When the novel coronavirus first devastated the U.S. markets, few people were thinking about initial public offerings. With almost every sector of the economy taking a devastating blow, few had the appetite for rapidly eroding equities. But as the worst of the crisis appears to have faded, sentiment came back. This was on display for Warner Music Group (NASDAQ:WMG), which saw its IPO initially send Warner Music Group stock heading toward the clouds.
At time of writing, though, the early momentum has taken a backseat. On Thursday, we saw the latest read of initial weekly jobless claims, which came in at 1.5 million. While some of this tally comes from the massive backlog of unemployment benefits filings from weeks ago, that the total remains stubbornly high suggests that the economic carnage is spreading to multiple job categories.
Of course, as a consumer-levered entity, this report didn’t favor Warner Music Group stock, sending shares tumbling along with the major indices.
Nevertheless, a case exists for buying WMG. First, the initial enthusiasm for Warner’s IPO was a sign that Wall Street is ready to wheel and deal. More specific to Warner Music, CEO Steve Cooper stated that “The valuation reflects the growing awareness of the value of content. Oftentimes the spotlight is on tech, but tech in many forms utilizes music.”

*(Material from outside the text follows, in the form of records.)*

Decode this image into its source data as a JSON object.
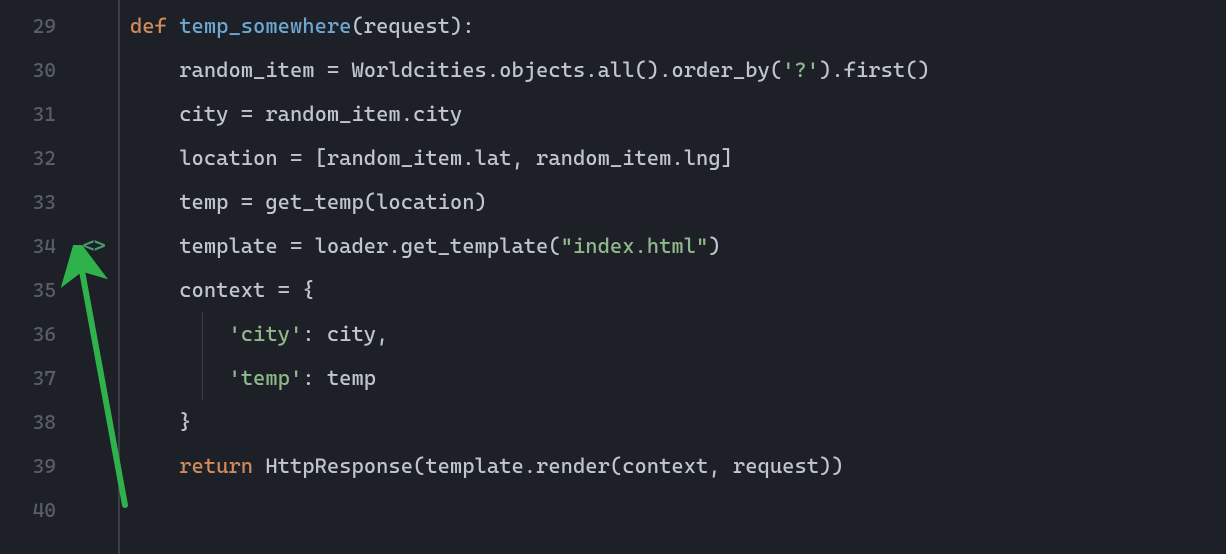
{
  "editor": {
    "lines": [
      {
        "num": "29",
        "marker": "",
        "tokens": [
          {
            "cls": "tok-kw",
            "t": "def "
          },
          {
            "cls": "tok-fn",
            "t": "temp_somewhere"
          },
          {
            "cls": "tok-punct",
            "t": "("
          },
          {
            "cls": "tok-plain",
            "t": "request"
          },
          {
            "cls": "tok-punct",
            "t": "):"
          }
        ],
        "indent": 0
      },
      {
        "num": "30",
        "marker": "",
        "tokens": [
          {
            "cls": "tok-plain",
            "t": "    random_item = Worldcities.objects.all().order_by("
          },
          {
            "cls": "tok-str",
            "t": "'?'"
          },
          {
            "cls": "tok-plain",
            "t": ").first()"
          }
        ],
        "indent": 1
      },
      {
        "num": "31",
        "marker": "",
        "tokens": [
          {
            "cls": "tok-plain",
            "t": "    city = random_item.city"
          }
        ],
        "indent": 1
      },
      {
        "num": "32",
        "marker": "",
        "tokens": [
          {
            "cls": "tok-plain",
            "t": "    location = [random_item.lat, random_item.lng]"
          }
        ],
        "indent": 1
      },
      {
        "num": "33",
        "marker": "",
        "tokens": [
          {
            "cls": "tok-plain",
            "t": "    temp = get_temp(location)"
          }
        ],
        "indent": 1
      },
      {
        "num": "34",
        "marker": "<>",
        "tokens": [
          {
            "cls": "tok-plain",
            "t": "    template = loader.get_template("
          },
          {
            "cls": "tok-str",
            "t": "\"index.html\""
          },
          {
            "cls": "tok-plain",
            "t": ")"
          }
        ],
        "indent": 1
      },
      {
        "num": "35",
        "marker": "",
        "tokens": [
          {
            "cls": "tok-plain",
            "t": "    context = {"
          }
        ],
        "indent": 1
      },
      {
        "num": "36",
        "marker": "",
        "tokens": [
          {
            "cls": "tok-plain",
            "t": "        "
          },
          {
            "cls": "tok-str",
            "t": "'city'"
          },
          {
            "cls": "tok-plain",
            "t": ": city,"
          }
        ],
        "indent": 2
      },
      {
        "num": "37",
        "marker": "",
        "tokens": [
          {
            "cls": "tok-plain",
            "t": "        "
          },
          {
            "cls": "tok-str",
            "t": "'temp'"
          },
          {
            "cls": "tok-plain",
            "t": ": temp"
          }
        ],
        "indent": 2
      },
      {
        "num": "38",
        "marker": "",
        "tokens": [
          {
            "cls": "tok-plain",
            "t": "    }"
          }
        ],
        "indent": 1
      },
      {
        "num": "39",
        "marker": "",
        "tokens": [
          {
            "cls": "tok-plain",
            "t": "    "
          },
          {
            "cls": "tok-kw",
            "t": "return"
          },
          {
            "cls": "tok-plain",
            "t": " HttpResponse(template.render(context, request))"
          }
        ],
        "indent": 1
      },
      {
        "num": "40",
        "marker": "",
        "tokens": [],
        "indent": 0
      }
    ]
  },
  "annotation": {
    "arrow_color": "#2fb24c"
  }
}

Moreover, Goldman Sachs predicted that recorded-music revenue will reach $75 billion in 2030, Considering that WMG’s revenue for 2019 was $4.48 billion, this forecast implies a long upside pathway for Warner Music Group stock. Therefore, it’s natural that many investors want to get in early.
Still, should you take a bet on the music industry?
Warner Music Group Stock Has Coronavirus Headwinds, Not Catalysts
On the surface, what might initially attract contrarians to Warner Music Group stock is the pandemic. Indeed, the very concept of forced quarantining suggests that streaming entertainment specialists should enjoy substantial upside.
That’s not my theoretical musing. Rather, you only have to look at the dramatic rise of Netflix (NASDAQ:NFLX) to understand this seemingly counter-intuitive argument. During the peak of the crisis, non-essential workers had every incentive to stay home, especially if they were working remotely or were protected by unemployment insurance.
Logically, this leads to boredom. With Netflix offering cheap contactless entertainment, it quickly garnered new subscribers. As well, revenue shot up nearly 28% year-over-year in the quarter ending March 31, 2020.
However, Warner Music didn’t see such a lift. In fact, revenue declined 1.7% in the first quarter of 2020, or flat in constant currency. So, what happened?
As Quartz noted, the coronavirus may have actually hurt music streaming. I’m not sure what its reasoning is since this article is exclusive to Quartz members. However, I have my own theories as to why the pandemic isn’t as favorable to Warner Music Group stock as it might be for other entertainment-based investments.
Primarily, the outside factors that incentivize music streaming or downloads don’t currently operate to their pre-pandemic levels. For example, you may stream music to pump you up during your gym workout sessions. But with the risk of infection, you might be thinking of cancelling your gym membership.
Also, long-haul flights are probably out of the question for many people, given the sharp drop in airline passenger volume.
Second, at-home alternatives exist for music. You can easily watch music videos or concert clips of your favorite artists through YouTube. However, you can’t easily subvert visual content providers like Netflix.
Economic Backdrop Is Unfavorable to Music Streaming
The reduced platform for streaming music also applies to mundane endeavors. For instance, many folks love to plug their smart device into their cars and listen to their favorite tunes. Unfortunately, this is a double negative today: fewer people are driving, and the old-fashioned radio provides a less convenient but free alternative.
And this dynamic ties into the economic headwind weighing on Warner Music Group stock. With millions of households looking to cut their budget in any way possible, music streaming is an easy one to ax.
Now you might scoff at the notion. After all, music streaming is so cheap. But the problem again is that free alternatives exist. Most certainly, the free platform is inferior to streaming directly from the source. However, during a severe and unprecedented recession, you’ll take whatever discounts you can get.
Over the long run, I do find Warner Music Group stock intriguing. The underlying company and the broader music industry has been able to bounce back from crippling dilemmas such as pirating. Once the good times return, WMG should start rocking again.
But for now, we’re in a heavily mitigated environment. Therefore, I expect further volatility before WMG becomes legitimately attractive.
A former senior business analyst for Sony Electronics, Josh Enomoto has helped broker major contracts with Fortune Global 500 companies. Over the past several years, he has delivered unique, critical insights for the investment markets, as well as various other industries including legal, construction management, and healthcare. As of this writing, he did not hold a position in any of the aforementioned securities.